Who are we now? Organizational scandal and identity work in the world of finance
by Johanne Grant
This dissertation investigates internal processes of organizational scandal from an identity perspective. Scandal is seen to associate negative social evaluation to an organization as well as a high level of disruptive publicity. This confrontation of sudden negative perception of the organization may threaten organizational members’ collective understandings of “who they are”, thus affecting organizational identity. This dissertation is interested in examining how and in what way this threat affects the identity processes of organizational members on an organizational level, asking: How does organizational scandal affect organizational members’ identity processes?

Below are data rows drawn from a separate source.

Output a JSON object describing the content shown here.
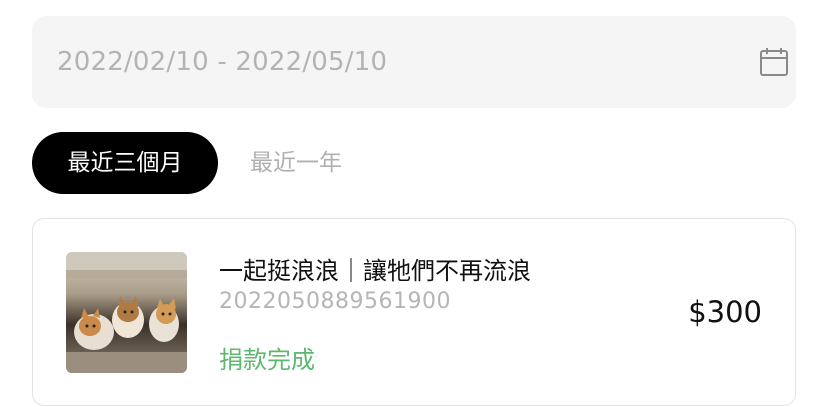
{
  "date_filter": {
    "range_text": "2022/02/10 - 2022/05/10",
    "icon": "calendar-icon"
  },
  "tabs": [
    {
      "label": "最近三個月",
      "active": true
    },
    {
      "label": "最近一年",
      "active": false
    }
  ],
  "donations": [
    {
      "title": "一起挺浪浪｜讓牠們不再流浪",
      "order_id": "2022050889561900",
      "status": "捐款完成",
      "amount": "$300",
      "status_color": "#5bb86d",
      "image": "kittens-photo"
    }
  ],
  "colors": {
    "active_tab_bg": "#000000",
    "field_bg": "#f5f5f5",
    "success": "#5bb86d"
  }
}
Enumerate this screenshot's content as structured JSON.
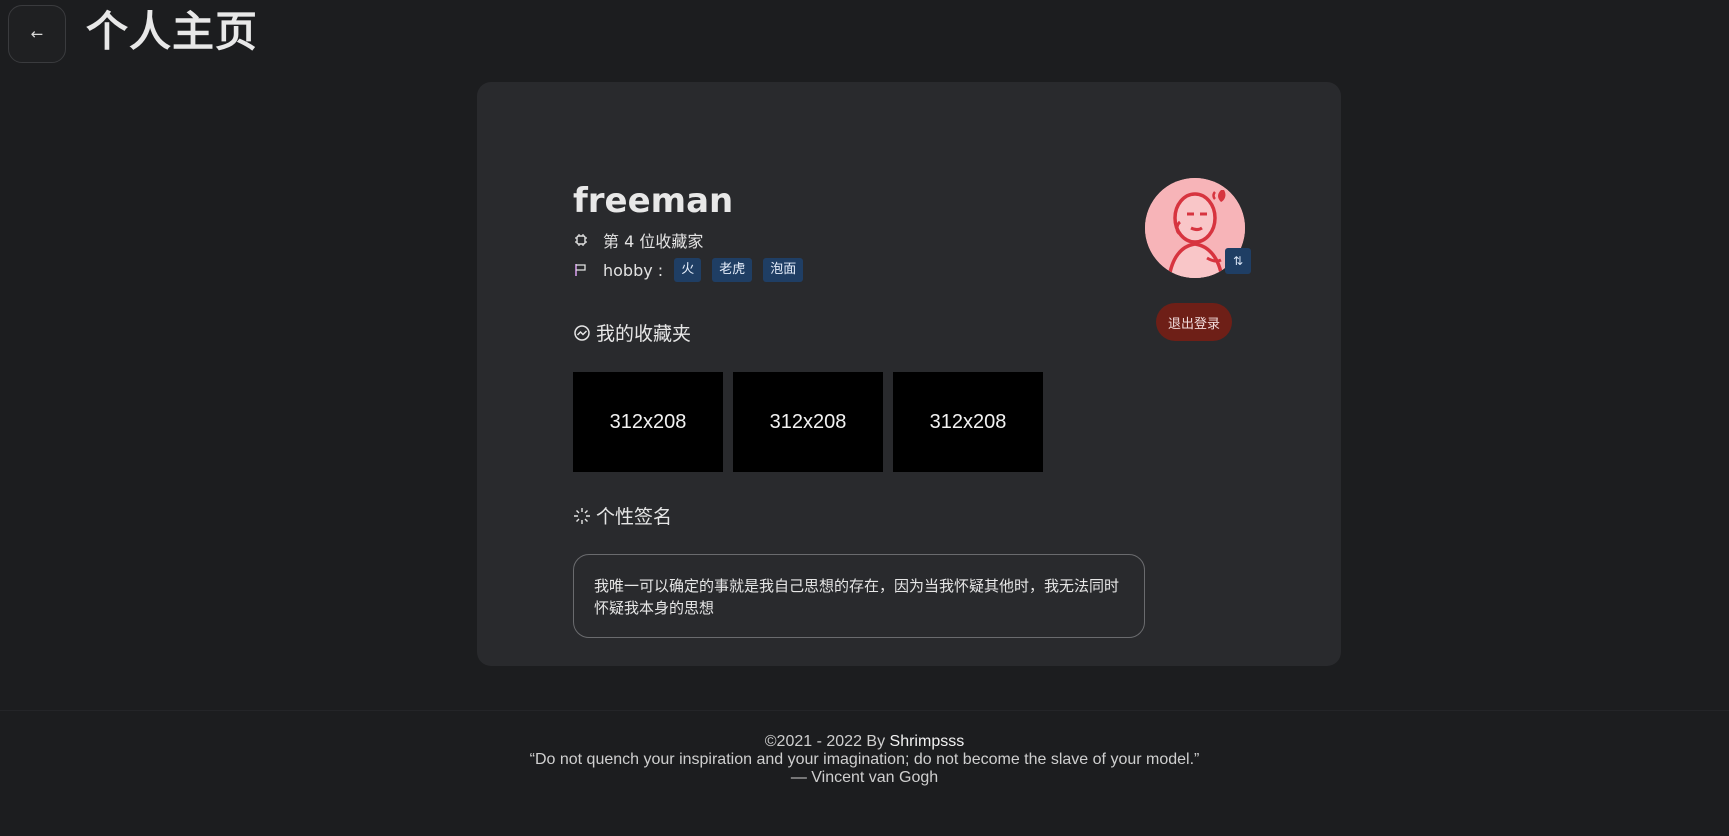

This is investigated through an organizational ethnography taking place in Denmark’s largest bank, Danske Bank. Danske Bank was involved in what is assumed to be the world’s largest case of money laundering. This developed into a scandal for the organization from 2018 to 2019, where I was already present in the organization as an industrial PhD student. The development of the events presented the opportunity to study internal, identity-related processes during scandal as the events unfolded. This was done throughout a 2-year-long data collection process that included the use of mixed methods such as interviews, observations, and organizational documents. The study was based on a pragmatic stance to organizational ethnography. The industrial PhD setup and research design gave me the opportunity to be present in the organization and be part of the organizational members’ daily organizational lives. This allowed me to study organizational identities through the ongoing discursive and interactional processes whilst they occurred.
This led to findings proving how negative social evaluation from scandal was experienced by organizational members as persistent and related to the core of organizational characteristics, thus becoming “sticky” for organizational members. At the same time, managers were shown to prescribe emotional displays from employees related to shame that contradicted the employees’ emotional experiences of scandal, leaving the employees in an emotional dissonance. Employees held on to their own emotional experiences as ways to work on their preferred social identities, in this way perpetuating the emotional dissonance. Furthermore, threat from scandal was shown to be a flexible, discursive construct that developed alongside identity work over the course of the scandal. As a whole, the dissertation demonstrates how the identity processes from scandal worked in interaction with discursive threat construction and in contradictory ways: Scandal is interpreted as deeply related to organizational identity and rejected as related to organizational identity at the same time. This left organizational members with opposing constructs of organizational identity—and in a perpetuated tension from this.
These findings advance the current understanding of identity work during threat, arguing how organizational members will endure—and prefer—more pain and tension from identity threat than anticipated in existing literature. The organizational members construct organizational identities alongside discursive 10 constructions of threat in contradictory ways, which perpetuates tension for them—but allows them to work on multiple preferred organizational identities. Furthermore, organizational members are shown to engage in affirming, restructuring, and ambivalent identity responses to scandal. This adds to existing theory on identity responses to threat, since affirming and restructuring identity responses are shown to not be separate processes but work simultaneously and develop with influence from the level of media attention from scandal.